**Exercise**
Search the records for the word "icon" and copy each line in which it appears.

**Data shown**
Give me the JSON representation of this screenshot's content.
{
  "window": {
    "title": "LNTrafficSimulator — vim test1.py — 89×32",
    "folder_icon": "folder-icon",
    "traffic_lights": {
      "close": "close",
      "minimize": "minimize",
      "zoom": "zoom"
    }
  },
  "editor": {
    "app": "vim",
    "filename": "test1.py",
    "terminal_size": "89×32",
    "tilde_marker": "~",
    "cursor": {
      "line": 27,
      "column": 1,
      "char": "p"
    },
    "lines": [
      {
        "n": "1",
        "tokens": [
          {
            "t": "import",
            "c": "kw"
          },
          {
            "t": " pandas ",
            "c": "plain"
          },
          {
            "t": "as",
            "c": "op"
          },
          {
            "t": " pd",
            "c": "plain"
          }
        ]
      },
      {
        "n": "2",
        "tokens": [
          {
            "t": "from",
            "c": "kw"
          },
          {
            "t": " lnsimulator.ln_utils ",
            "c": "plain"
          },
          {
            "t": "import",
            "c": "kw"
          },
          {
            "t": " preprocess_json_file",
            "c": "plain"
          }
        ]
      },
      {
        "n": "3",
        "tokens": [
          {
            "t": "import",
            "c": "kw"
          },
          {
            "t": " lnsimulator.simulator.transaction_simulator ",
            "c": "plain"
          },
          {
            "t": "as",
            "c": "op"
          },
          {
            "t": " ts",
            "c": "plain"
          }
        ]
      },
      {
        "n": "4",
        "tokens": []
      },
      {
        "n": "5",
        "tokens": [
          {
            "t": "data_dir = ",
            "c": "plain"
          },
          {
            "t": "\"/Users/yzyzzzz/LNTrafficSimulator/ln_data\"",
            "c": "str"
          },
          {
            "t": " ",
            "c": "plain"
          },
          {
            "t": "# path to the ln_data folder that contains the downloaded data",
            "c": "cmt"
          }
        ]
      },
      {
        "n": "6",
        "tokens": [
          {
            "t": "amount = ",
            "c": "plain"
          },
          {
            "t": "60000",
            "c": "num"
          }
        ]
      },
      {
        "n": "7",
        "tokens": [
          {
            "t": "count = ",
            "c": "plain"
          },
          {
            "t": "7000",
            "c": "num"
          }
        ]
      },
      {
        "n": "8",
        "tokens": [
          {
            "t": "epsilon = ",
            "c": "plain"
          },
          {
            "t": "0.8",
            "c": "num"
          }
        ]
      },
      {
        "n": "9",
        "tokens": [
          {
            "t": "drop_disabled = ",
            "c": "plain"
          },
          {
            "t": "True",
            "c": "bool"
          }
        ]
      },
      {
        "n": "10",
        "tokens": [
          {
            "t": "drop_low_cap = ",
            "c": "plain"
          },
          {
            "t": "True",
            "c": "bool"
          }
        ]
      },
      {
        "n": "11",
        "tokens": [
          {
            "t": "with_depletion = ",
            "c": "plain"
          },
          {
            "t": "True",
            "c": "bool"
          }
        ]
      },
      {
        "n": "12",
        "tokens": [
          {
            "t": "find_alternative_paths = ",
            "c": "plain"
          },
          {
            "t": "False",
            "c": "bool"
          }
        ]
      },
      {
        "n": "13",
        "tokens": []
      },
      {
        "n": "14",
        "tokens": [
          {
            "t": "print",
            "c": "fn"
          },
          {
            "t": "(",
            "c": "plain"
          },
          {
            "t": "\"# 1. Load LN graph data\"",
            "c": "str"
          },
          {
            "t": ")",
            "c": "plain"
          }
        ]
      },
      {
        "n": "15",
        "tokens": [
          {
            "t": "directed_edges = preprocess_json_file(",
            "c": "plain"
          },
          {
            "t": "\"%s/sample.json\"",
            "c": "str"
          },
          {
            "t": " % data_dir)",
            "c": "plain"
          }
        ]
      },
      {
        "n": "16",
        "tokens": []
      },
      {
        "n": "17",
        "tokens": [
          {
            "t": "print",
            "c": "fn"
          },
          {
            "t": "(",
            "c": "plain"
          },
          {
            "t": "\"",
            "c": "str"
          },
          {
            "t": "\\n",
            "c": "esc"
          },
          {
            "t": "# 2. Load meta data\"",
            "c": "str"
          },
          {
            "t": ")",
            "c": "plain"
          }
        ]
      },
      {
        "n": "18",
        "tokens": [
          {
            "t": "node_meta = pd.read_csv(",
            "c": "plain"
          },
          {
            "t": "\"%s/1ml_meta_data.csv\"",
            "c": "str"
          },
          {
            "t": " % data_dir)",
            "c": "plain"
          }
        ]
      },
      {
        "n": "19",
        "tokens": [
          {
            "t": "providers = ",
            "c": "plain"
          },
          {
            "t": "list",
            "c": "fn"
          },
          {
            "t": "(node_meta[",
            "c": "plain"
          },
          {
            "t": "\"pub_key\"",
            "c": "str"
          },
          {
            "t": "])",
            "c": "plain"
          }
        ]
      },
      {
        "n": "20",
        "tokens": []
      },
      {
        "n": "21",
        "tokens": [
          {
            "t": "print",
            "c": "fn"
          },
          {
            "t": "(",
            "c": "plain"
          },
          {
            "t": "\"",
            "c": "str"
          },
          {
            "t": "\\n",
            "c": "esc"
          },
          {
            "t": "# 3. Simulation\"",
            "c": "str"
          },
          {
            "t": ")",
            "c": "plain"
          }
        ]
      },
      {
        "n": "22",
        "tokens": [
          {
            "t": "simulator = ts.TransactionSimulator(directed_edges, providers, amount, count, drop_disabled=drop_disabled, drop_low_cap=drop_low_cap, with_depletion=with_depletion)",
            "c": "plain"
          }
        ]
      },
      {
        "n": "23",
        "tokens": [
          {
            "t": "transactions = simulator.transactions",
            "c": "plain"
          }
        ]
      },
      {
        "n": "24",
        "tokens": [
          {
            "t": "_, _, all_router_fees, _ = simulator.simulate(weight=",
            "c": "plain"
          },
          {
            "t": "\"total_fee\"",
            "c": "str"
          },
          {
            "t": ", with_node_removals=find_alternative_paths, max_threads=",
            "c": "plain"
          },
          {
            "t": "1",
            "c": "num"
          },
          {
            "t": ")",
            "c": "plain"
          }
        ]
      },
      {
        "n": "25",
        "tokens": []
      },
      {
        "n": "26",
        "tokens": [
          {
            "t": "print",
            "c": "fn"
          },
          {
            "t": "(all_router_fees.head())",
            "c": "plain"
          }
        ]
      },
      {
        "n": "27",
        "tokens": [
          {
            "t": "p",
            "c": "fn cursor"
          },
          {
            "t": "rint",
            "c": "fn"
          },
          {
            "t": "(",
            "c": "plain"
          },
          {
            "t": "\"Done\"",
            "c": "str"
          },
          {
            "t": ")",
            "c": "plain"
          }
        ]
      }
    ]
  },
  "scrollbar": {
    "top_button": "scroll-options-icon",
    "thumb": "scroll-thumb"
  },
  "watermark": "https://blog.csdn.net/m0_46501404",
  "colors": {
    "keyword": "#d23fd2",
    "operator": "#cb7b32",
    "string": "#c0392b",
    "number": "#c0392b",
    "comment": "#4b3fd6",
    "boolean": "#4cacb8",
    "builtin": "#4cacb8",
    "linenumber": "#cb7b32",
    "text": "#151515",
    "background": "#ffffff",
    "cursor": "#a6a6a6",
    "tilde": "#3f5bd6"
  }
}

**Task answer**
    "folder_icon": "folder-icon",
    "top_button": "scroll-options-icon",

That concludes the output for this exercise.